Hasta Luego! 

Sunday, July 15, 2012

Exploring Pin Up Shorts

I am fascinated by women owning their inner sexy through shorts. In these summer months, I have been thinking of making my own pair of shorts. However, I thought it would be fantastico to bing images of pin up shorts. These are some of the inspirational images that are triggering some afterthoughts:

These grey shorts are a modest, discreet, low-key version of pin up attire. These caught my eye because they probably have a non-roll elasticized waistband.

Many of the images for pin up shorts displayed a high-waisted style feature. Now, let's take a look at the backside of these high-waisted, sailor blue pin up shorts that I found at retrovixens.com. The extension above the yoke seems to be about four to five inches long. I'm left pondering if this design feature would look pleasant for my body type. I know that I have to make swayback adjustments, so maybe having a minimized extension would be my best option. 

I have a sewing pattern for shorts that I will explore as I attempt to make my own "Pin Up" shorts. I will be using Simplicity 1887 version C.

A book that will help me through the process of making my pair of shorts is called : Easy Guide to Sewing Pants by Lynn MacIntyre.

On page 139, she explains with clear illustrations how to draft your own raised-waist pattern. On page 141, she has a step-by-step diagram for drafting the facing for a raised waist. I will be making the muslin using the hip measurements.

All Righty then, happy sewing!

Friday, July 13, 2012

McCall's 6556 Fashion Star

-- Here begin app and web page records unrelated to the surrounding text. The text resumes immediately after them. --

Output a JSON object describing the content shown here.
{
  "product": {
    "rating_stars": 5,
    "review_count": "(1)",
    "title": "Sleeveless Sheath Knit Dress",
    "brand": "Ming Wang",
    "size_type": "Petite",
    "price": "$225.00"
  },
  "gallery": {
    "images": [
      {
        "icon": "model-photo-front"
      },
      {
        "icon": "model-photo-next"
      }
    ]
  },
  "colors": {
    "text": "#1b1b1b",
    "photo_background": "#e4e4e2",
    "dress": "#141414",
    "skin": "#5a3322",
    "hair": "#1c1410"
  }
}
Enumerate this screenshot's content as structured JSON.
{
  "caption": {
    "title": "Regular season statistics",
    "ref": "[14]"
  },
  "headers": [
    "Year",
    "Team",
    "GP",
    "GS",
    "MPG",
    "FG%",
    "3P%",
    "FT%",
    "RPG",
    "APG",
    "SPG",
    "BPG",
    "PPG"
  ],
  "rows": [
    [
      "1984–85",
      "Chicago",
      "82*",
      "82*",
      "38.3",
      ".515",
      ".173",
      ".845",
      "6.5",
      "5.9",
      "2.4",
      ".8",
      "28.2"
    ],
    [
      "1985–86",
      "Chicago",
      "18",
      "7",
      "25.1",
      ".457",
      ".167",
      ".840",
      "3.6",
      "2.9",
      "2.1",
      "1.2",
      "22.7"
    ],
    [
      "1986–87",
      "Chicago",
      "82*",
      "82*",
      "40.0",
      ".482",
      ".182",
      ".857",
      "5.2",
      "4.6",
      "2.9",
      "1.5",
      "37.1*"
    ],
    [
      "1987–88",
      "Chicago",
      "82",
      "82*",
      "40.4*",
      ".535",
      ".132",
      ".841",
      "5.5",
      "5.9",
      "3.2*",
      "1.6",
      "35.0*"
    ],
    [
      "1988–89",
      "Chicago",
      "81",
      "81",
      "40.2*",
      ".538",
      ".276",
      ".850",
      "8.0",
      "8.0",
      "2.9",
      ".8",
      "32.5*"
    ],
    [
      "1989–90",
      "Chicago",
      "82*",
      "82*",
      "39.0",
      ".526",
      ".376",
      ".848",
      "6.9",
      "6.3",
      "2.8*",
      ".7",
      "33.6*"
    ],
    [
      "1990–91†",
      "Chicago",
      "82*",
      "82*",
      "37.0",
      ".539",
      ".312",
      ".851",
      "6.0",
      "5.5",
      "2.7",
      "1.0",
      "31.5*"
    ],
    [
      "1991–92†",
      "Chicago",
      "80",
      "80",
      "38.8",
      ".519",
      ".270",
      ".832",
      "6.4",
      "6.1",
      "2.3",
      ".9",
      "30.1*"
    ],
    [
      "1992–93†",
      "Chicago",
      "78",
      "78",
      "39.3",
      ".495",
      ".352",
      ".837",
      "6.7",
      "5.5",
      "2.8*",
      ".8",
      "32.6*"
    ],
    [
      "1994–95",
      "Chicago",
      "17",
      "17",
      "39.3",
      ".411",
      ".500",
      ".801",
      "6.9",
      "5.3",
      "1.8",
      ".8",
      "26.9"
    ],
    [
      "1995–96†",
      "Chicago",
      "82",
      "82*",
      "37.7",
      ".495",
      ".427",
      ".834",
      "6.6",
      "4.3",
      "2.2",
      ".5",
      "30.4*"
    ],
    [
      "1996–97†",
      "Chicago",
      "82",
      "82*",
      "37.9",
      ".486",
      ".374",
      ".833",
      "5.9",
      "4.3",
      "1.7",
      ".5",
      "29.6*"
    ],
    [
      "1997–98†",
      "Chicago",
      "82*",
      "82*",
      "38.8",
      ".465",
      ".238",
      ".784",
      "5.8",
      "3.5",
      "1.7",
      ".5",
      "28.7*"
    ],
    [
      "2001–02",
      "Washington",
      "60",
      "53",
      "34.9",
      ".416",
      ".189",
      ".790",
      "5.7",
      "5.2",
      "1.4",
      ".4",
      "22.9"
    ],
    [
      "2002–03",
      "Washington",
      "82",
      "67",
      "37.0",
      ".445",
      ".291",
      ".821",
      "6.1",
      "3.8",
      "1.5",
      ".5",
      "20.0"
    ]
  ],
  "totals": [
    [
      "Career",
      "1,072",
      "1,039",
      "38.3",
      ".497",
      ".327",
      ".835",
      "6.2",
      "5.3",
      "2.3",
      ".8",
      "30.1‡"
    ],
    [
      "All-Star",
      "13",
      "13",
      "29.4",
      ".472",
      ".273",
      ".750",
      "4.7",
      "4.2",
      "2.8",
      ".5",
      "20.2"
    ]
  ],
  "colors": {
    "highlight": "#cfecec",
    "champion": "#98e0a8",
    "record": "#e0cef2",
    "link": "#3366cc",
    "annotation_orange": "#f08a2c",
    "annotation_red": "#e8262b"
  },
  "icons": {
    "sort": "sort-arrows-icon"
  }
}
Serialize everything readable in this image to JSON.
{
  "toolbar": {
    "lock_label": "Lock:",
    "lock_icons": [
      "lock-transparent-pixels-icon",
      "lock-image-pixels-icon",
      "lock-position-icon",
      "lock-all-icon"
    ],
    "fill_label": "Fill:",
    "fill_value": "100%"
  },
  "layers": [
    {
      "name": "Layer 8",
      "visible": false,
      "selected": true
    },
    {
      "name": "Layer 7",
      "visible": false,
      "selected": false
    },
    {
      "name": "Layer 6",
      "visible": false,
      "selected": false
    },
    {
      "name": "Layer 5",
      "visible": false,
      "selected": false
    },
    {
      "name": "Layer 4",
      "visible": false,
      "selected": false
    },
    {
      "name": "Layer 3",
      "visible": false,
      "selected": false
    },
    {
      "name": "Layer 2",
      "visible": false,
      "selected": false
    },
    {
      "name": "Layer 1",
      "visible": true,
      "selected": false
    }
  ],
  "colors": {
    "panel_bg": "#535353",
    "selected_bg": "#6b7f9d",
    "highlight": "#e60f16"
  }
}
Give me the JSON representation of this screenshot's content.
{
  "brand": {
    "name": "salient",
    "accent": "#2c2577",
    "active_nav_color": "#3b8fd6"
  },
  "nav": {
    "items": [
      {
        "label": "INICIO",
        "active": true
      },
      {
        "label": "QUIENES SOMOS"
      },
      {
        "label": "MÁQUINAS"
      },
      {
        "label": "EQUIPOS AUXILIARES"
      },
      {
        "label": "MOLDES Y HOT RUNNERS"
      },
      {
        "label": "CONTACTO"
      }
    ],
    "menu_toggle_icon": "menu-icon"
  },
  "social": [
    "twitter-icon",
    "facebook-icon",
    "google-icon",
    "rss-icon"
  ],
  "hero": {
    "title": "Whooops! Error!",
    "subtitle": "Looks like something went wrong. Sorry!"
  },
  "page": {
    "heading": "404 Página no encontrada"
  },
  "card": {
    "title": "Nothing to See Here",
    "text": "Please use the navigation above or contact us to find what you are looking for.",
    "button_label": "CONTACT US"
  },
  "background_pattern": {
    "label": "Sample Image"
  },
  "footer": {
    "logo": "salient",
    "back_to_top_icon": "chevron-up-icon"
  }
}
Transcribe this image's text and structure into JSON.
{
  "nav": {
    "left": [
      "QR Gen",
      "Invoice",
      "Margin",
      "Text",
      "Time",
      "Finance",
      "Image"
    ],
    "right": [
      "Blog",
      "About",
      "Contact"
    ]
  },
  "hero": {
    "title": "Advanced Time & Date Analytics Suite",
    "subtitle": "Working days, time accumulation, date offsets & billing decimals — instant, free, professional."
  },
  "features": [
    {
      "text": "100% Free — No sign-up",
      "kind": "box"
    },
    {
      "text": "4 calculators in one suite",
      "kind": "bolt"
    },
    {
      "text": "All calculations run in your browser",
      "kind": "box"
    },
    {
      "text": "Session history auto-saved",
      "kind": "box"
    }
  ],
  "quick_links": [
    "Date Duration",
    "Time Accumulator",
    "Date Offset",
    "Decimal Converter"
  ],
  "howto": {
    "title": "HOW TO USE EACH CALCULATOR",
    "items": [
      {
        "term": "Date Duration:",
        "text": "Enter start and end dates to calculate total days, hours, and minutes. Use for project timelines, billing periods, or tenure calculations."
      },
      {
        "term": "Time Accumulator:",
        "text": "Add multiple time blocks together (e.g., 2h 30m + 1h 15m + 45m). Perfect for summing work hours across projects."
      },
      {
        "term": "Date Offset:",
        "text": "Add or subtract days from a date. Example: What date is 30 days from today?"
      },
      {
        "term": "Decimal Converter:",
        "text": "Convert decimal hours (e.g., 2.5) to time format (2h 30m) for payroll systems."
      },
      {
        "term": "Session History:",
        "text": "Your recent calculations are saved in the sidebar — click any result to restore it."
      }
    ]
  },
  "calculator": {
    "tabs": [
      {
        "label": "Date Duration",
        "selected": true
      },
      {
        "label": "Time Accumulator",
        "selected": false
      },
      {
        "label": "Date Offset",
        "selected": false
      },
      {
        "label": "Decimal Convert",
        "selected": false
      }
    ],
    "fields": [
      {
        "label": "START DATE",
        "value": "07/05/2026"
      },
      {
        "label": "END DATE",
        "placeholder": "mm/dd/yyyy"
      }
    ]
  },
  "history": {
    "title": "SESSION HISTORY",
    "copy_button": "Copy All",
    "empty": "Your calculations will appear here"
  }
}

I decided to dive into this pattern designed specifically for knit fabrics. I chose to make the dress using geometric knit fabric that I purchased at Michael Levine in Downtown LA. I used a jersey ballpoint needle  70/10 with polyester thread. I used a size 16 based on my hip measurements...yeah, I said it. I did not have to make any alterations. This pattern was a pleasure to work with. I plan to wear this dress casual beach days.